Ultra-sensitive Tool for DNA analysis, thanks to Ancient Roman Cup

Utilizing optical characteristics first demonstrated by the ancient Romans, researchers at the University of Illinois at Urbana-Champaign have created a novel, ultra-sensitive tool for chemical, DNA, and protein analysis..plasmon resonance sensor
With this device, the nanoplasmonic spectroscopy sensing, for the first time, becomes colorimetric sensing, requiring only naked eyes or ordinary visible color photography,” explained Logan Liu, an assistant professor of electrical and computer engineering and of bioengineering at Illinois. “It can be used for chemical imaging, biomolecular imaging, and integration to portable microfluidics devices for lab-on-chip-applications“. His research team’s results were featured in the cover article of the inaugural edition of Advanced Optical Materials (AOM, optical section of Advanced Materials).

Roman Cup
Lycurgus cups were created by the Romans in 400 A.D. Made of a dichroic glass, the famous cup exhibits different colors depending on whether or not light is passing through it; red when lit from behind and green when lit from in front. It is also the origin of inspiration for all contemporary nanoplasmonics research—the study of optical phenomena in the nanoscale vicinity of metal surfaces.

Nanotechnology Used To Prevent Hay Fever

Scientists at the Charité – Universitätsmedizin Berlin – Germany – have now been able to identify the grass pollen molecule, against which the allergic response of hay fever in children is initiated. In addition, it was shown that the first individual antibodies generated in children against individual pollen molecules can be identified even before the initial symptoms of a pollen allergy are developed. The findings of this long-term study have appeared in the Journal of Allergy and Clinical Immunology. In its study, the Molecular Allergology working group headed by Adj. Professor Dr. Paolo Matricardi investigated the data and blood samples taken from 820 children. The working group was for the first time also able to examine the data using nanotechnological methods at a molecular level.

The detection of lgE antibodies at an early stage could enhance the prospects of a successful therapeutic and even preventative intervention”, according to a confident Laura Hatzler, the first author of the study. “The investigation of allergen-specific, immunological treatments at early stages of the disease process in childhood represents the next step in our research.


3 times more powerfull Lithium-Ion Batteries, recharge in 10 minutes

Researchers at the University of South California – USC have developed a new lithium-ion battery design that uses porous silicon nanoparticles in place of the traditional graphite anodes to provide superior performance. The new batteries—which could be used in anything from cell phones to hybrid cars—hold three times as much energy as comparable graphite-based designs and recharge within 10 minutes. The design, currently under a provisional patent, could be commercially available within two to three years.

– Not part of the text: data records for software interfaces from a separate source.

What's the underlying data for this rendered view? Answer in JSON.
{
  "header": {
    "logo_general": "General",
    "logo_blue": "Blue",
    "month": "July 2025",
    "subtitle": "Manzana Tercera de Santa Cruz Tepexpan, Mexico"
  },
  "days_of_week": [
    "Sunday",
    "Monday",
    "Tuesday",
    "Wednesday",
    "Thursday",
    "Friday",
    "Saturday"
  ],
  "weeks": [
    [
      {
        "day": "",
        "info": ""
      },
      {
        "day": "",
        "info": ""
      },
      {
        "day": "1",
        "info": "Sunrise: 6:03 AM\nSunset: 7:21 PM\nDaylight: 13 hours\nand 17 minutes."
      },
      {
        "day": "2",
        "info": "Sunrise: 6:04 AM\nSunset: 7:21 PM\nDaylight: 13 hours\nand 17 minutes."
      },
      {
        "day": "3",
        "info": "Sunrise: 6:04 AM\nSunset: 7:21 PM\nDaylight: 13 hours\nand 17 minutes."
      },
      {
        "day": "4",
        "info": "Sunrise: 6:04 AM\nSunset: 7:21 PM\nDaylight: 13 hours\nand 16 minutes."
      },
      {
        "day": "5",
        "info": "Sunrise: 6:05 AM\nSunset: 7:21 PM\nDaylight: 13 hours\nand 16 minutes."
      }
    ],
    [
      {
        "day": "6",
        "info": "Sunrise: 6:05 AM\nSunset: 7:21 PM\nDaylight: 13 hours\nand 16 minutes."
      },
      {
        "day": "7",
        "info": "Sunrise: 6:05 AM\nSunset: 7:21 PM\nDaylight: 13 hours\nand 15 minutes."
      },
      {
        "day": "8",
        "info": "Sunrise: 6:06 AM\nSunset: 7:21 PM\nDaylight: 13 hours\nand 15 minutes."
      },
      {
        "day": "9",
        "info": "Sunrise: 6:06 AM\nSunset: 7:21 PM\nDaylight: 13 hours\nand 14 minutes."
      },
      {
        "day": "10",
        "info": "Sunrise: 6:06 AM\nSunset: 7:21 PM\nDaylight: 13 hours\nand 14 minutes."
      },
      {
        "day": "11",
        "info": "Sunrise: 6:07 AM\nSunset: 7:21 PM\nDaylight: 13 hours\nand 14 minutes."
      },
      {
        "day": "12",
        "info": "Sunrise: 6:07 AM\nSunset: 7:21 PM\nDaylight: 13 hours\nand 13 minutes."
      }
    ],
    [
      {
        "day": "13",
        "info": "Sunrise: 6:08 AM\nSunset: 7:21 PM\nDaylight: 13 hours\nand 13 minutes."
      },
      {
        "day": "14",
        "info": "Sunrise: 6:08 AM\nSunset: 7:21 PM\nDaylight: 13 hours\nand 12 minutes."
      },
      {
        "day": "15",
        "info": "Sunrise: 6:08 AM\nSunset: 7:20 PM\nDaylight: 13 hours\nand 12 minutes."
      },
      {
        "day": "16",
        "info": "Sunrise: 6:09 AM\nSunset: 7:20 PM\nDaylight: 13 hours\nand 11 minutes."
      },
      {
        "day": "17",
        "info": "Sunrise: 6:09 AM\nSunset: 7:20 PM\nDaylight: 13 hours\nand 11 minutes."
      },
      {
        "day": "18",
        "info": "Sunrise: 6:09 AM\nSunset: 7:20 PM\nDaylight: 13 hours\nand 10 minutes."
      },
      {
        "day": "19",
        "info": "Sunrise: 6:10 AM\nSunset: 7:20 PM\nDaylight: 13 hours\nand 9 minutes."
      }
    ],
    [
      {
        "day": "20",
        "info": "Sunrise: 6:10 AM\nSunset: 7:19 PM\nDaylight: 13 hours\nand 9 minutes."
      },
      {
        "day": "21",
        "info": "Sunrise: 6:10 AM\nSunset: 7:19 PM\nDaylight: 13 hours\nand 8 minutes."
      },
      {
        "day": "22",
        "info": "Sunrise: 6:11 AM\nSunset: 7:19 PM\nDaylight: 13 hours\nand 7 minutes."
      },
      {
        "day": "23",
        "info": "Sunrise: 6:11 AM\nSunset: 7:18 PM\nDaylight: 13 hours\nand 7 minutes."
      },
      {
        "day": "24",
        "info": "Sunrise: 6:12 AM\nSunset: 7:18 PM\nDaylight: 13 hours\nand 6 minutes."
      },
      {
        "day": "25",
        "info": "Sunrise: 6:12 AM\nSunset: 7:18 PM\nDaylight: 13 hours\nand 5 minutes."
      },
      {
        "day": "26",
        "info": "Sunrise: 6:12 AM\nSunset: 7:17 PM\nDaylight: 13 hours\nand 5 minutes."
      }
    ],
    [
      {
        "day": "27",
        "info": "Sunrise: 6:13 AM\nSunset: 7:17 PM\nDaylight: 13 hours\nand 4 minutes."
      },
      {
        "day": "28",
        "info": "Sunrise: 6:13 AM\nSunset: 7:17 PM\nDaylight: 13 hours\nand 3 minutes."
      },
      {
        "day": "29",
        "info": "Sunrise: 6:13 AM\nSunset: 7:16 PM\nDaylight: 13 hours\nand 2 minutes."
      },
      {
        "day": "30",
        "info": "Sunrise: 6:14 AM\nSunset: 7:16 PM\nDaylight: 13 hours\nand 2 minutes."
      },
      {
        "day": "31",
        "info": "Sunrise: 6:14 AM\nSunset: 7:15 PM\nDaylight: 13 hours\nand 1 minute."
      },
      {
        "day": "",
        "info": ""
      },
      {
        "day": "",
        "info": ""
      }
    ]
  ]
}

It’s an exciting research. It opens the door for the design of the next generation lithium-ion batteries,” said Chongwu Zhou, professor at the USC Viterbi School of Engineering, who led the team that developed the battery. Zhou worked with USC graduate students Mingyuan Ge, Jipeng Rong, Xin Fang and Anyi Zhang, as well as Yunhao Lu of Zhejiang University in China. Their research was published in Nano Research in January. “The easy method we use may generate real impact on battery applications in the near future,” Zhou said.